What lines in the material hold the string "this"? Return every one of them.

DATA UNDER STUDY.
────────────────────────────────────────
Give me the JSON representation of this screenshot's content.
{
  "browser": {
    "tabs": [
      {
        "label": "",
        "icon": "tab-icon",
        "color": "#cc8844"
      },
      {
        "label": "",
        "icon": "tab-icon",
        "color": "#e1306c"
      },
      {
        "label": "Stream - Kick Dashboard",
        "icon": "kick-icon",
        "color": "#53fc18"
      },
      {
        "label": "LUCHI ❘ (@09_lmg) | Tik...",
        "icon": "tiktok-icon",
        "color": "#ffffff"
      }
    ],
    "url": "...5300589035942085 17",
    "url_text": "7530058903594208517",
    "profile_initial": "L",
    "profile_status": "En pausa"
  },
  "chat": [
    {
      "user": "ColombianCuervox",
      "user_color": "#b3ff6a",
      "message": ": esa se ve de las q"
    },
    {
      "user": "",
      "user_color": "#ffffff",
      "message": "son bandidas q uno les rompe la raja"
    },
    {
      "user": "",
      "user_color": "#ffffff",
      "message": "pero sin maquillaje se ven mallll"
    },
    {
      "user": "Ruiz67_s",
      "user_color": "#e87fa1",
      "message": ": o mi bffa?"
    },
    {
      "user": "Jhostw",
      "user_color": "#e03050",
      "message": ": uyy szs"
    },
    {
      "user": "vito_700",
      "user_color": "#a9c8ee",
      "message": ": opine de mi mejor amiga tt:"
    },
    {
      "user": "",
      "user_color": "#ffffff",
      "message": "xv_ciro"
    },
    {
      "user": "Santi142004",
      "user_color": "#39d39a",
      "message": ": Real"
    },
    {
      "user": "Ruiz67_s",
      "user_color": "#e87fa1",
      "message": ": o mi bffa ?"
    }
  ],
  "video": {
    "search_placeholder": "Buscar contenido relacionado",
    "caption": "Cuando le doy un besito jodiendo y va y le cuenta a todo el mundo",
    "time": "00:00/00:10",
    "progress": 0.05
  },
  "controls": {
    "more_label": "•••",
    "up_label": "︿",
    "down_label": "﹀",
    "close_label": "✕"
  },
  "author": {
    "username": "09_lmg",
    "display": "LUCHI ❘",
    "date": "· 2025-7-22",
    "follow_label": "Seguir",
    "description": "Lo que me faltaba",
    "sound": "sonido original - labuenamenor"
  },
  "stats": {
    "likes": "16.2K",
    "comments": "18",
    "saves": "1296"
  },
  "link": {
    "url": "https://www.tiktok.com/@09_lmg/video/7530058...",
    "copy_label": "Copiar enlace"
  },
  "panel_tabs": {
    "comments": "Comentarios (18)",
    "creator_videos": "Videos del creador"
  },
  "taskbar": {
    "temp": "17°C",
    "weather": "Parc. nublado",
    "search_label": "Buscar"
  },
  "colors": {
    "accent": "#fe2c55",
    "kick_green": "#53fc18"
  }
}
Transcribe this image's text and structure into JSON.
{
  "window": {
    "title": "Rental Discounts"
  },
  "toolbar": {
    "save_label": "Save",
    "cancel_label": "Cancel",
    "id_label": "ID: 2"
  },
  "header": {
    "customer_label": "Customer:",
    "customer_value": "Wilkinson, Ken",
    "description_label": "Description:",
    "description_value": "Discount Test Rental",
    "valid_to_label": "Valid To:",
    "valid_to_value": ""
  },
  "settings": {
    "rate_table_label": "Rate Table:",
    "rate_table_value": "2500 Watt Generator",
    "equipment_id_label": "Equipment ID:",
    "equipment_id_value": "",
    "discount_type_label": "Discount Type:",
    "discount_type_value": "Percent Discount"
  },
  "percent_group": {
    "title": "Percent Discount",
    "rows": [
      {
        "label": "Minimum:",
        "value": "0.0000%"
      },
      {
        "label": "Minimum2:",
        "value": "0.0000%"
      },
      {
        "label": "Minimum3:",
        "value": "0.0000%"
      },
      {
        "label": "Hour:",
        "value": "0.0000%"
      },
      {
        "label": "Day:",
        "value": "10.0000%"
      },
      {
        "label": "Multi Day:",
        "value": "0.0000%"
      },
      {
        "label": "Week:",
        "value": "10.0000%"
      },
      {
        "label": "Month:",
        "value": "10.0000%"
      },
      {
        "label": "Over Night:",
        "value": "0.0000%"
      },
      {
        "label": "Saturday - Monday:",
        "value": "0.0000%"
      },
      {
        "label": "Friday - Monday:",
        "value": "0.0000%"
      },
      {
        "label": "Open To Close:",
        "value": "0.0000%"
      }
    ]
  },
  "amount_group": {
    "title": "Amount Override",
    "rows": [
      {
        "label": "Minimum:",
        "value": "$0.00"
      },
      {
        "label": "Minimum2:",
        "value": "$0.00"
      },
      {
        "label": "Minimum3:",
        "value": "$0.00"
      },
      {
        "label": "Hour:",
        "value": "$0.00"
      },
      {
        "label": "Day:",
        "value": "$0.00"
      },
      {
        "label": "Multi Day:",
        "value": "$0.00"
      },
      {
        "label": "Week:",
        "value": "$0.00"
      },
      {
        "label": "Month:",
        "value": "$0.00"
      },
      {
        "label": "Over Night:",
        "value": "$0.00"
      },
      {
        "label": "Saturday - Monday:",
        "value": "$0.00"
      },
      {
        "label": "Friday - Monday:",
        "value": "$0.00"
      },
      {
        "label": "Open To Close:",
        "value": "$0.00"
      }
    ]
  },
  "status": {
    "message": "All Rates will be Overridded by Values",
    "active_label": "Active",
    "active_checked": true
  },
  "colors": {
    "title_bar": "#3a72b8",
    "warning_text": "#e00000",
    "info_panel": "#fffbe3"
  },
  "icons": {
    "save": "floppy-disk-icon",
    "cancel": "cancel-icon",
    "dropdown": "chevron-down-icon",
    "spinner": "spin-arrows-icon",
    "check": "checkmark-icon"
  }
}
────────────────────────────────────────
FINAL ANSWER.
Give me the JSON representation of this screenshot's content.
Transcribe this image's text and structure into JSON.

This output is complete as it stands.